Data Security Prompts the 10th Amendment
The U.S. Constitution is an amazing document for its applicability to today’s issues and today’s technology, and even to federal government procrastination. Rep. Daniel Zolnikov had a great visit with Eric Fulton of Keybase I.O. about data ownership and the right to privacy in the digital age. Without federal guidelines for data security, some states have passed and enacted their own laws, much to the consternation of the tech companies.
States’ authority to create their own regulations comes from the 10th Amendment:
The powers not delegated to the United States by the Constitution, nor prohibited by it to the States, are reserved to the States respectively, or to the people.
Whenever states have set their own laws and standards on an issue, the buzzword that leaps out is “patchwork.” Large industries, including big tech, would much prefer regulation from a central federal government (that they can influence and somewhat control) than a patchwork of laws across all fifty states.
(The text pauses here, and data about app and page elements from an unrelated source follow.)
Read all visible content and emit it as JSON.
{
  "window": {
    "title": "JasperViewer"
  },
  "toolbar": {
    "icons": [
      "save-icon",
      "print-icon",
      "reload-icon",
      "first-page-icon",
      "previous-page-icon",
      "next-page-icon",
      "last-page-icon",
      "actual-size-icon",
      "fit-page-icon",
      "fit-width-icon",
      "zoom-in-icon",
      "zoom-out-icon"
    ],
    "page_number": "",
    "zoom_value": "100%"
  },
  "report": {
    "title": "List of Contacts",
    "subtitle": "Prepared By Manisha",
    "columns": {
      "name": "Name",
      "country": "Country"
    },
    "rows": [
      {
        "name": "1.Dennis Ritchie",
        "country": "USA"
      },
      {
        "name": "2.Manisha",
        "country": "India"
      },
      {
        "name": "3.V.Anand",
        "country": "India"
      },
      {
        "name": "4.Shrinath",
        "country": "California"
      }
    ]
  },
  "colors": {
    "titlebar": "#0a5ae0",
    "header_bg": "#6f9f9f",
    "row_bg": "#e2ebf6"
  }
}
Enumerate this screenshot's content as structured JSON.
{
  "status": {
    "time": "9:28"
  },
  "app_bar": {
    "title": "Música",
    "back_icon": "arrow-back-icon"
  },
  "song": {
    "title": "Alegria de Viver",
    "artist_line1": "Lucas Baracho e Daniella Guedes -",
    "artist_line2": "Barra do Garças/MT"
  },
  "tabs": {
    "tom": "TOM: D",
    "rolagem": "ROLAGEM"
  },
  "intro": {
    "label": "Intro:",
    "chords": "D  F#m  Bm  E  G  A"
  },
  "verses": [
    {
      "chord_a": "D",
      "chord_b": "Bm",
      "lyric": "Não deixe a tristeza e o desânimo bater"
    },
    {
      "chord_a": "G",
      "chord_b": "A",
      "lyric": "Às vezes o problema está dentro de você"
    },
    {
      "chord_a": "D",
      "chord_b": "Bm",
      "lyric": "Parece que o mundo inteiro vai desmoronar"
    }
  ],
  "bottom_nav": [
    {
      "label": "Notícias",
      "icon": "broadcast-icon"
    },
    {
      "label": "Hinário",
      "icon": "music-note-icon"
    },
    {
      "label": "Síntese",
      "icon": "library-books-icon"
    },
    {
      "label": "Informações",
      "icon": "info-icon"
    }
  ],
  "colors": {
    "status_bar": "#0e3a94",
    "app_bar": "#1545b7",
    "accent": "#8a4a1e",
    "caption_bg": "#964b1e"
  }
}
The corporations can’t keep track of fifty sets of regulation where each can change with every legislative session.
This is the result of an industry that didn’t self-regulate and a central government that didn’t address the issue.
And backed by a plan of government established in the 18th century.